▸ **Task description**
Write out the material below exactly, with no line missing.

Segment Start: Record excerpts

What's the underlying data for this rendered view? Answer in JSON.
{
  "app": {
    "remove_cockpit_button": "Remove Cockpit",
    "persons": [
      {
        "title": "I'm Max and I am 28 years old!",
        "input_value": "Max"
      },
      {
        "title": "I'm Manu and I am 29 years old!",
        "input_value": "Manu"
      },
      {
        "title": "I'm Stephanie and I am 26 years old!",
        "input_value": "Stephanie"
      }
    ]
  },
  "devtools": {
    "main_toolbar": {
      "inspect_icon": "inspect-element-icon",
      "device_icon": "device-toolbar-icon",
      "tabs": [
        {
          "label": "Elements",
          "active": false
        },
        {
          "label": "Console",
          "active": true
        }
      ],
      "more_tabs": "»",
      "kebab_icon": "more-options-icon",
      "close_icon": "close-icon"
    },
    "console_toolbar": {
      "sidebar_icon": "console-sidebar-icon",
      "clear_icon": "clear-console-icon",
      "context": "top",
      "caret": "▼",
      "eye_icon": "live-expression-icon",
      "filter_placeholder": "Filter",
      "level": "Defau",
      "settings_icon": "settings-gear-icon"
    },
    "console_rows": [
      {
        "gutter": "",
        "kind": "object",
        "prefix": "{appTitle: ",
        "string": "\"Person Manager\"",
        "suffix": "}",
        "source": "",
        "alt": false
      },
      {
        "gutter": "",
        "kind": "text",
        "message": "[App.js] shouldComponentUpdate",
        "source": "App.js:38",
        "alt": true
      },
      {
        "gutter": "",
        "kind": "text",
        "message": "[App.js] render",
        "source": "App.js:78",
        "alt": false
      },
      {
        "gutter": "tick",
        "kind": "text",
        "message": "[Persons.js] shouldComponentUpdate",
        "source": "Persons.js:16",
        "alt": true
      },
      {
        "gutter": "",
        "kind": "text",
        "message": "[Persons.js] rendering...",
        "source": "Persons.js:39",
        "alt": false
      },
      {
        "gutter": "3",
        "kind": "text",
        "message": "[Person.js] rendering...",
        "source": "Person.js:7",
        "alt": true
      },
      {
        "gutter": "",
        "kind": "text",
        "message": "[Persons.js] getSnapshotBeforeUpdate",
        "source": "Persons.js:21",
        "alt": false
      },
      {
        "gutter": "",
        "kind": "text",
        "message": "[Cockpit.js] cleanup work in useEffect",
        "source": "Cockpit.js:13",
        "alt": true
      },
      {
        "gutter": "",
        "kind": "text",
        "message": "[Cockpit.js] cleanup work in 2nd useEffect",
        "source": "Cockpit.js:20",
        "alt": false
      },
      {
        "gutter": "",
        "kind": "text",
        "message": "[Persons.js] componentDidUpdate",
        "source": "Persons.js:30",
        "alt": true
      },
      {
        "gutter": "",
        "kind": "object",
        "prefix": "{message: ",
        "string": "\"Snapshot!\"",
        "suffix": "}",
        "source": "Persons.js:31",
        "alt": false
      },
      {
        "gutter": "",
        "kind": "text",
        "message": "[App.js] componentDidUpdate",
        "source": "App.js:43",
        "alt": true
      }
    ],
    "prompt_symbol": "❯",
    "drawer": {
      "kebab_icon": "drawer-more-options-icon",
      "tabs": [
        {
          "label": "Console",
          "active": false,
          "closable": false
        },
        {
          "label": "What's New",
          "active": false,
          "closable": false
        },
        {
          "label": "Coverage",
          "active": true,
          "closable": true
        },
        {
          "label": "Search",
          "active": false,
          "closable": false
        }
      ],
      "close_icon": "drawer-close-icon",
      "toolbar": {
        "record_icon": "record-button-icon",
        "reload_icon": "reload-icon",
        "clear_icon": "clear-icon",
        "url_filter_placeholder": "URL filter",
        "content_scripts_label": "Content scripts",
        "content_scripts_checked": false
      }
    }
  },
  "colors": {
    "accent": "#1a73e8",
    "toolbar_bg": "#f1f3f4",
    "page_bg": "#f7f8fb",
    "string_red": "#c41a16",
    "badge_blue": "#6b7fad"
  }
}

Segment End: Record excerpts

▸ **Result**
What's the underlying data for this rendered view? Answer in JSON.
{
  "app": {
    "remove_cockpit_button": "Remove Cockpit",
    "persons": [
      {
        "title": "I'm Max and I am 28 years old!",
        "input_value": "Max"
      },
      {
        "title": "I'm Manu and I am 29 years old!",
        "input_value": "Manu"
      },
      {
        "title": "I'm Stephanie and I am 26 years old!",
        "input_value": "Stephanie"
      }
    ]
  },
  "devtools": {
    "main_toolbar": {
      "inspect_icon": "inspect-element-icon",
      "device_icon": "device-toolbar-icon",
      "tabs": [
        {
          "label": "Elements",
          "active": false
        },
        {
          "label": "Console",
          "active": true
        }
      ],
      "more_tabs": "»",
      "kebab_icon": "more-options-icon",
      "close_icon": "close-icon"
    },
    "console_toolbar": {
      "sidebar_icon": "console-sidebar-icon",
      "clear_icon": "clear-console-icon",
      "context": "top",
      "caret": "▼",
      "eye_icon": "live-expression-icon",
      "filter_placeholder": "Filter",
      "level": "Defau",
      "settings_icon": "settings-gear-icon"
    },
    "console_rows": [
      {
        "gutter": "",
        "kind": "object",
        "prefix": "{appTitle: ",
        "string": "\"Person Manager\"",
        "suffix": "}",
        "source": "",
        "alt": false
      },
      {
        "gutter": "",
        "kind": "text",
        "message": "[App.js] shouldComponentUpdate",
        "source": "App.js:38",
        "alt": true
      },
      {
        "gutter": "",
        "kind": "text",
        "message": "[App.js] render",
        "source": "App.js:78",
        "alt": false
      },
      {
        "gutter": "tick",
        "kind": "text",
        "message": "[Persons.js] shouldComponentUpdate",
        "source": "Persons.js:16",
        "alt": true
      },
      {
        "gutter": "",
        "kind": "text",
        "message": "[Persons.js] rendering...",
        "source": "Persons.js:39",
        "alt": false
      },
      {
        "gutter": "3",
        "kind": "text",
        "message": "[Person.js] rendering...",
        "source": "Person.js:7",
        "alt": true
      },
      {
        "gutter": "",
        "kind": "text",
        "message": "[Persons.js] getSnapshotBeforeUpdate",
        "source": "Persons.js:21",
        "alt": false
      },
      {
        "gutter": "",
        "kind": "text",
        "message": "[Cockpit.js] cleanup work in useEffect",
        "source": "Cockpit.js:13",
        "alt": true
      },
      {
        "gutter": "",
        "kind": "text",
        "message": "[Cockpit.js] cleanup work in 2nd useEffect",
        "source": "Cockpit.js:20",
        "alt": false
      },
      {
        "gutter": "",
        "kind": "text",
        "message": "[Persons.js] componentDidUpdate",
        "source": "Persons.js:30",
        "alt": true
      },
      {
        "gutter": "",
        "kind": "object",
        "prefix": "{message: ",
        "string": "\"Snapshot!\"",
        "suffix": "}",
        "source": "Persons.js:31",
        "alt": false
      },
      {
        "gutter": "",
        "kind": "text",
        "message": "[App.js] componentDidUpdate",
        "source": "App.js:43",
        "alt": true
      }
    ],
    "prompt_symbol": "❯",
    "drawer": {
      "kebab_icon": "drawer-more-options-icon",
      "tabs": [
        {
          "label": "Console",
          "active": false,
          "closable": false
        },
        {
          "label": "What's New",
          "active": false,
          "closable": false
        },
        {
          "label": "Coverage",
          "active": true,
          "closable": true
        },
        {
          "label": "Search",
          "active": false,
          "closable": false
        }
      ],
      "close_icon": "drawer-close-icon",
      "toolbar": {
        "record_icon": "record-button-icon",
        "reload_icon": "reload-icon",
        "clear_icon": "clear-icon",
        "url_filter_placeholder": "URL filter",
        "content_scripts_label": "Content scripts",
        "content_scripts_checked": false
      }
    }
  },
  "colors": {
    "accent": "#1a73e8",
    "toolbar_bg": "#f1f3f4",
    "page_bg": "#f7f8fb",
    "string_red": "#c41a16",
    "badge_blue": "#6b7fad"
  }
}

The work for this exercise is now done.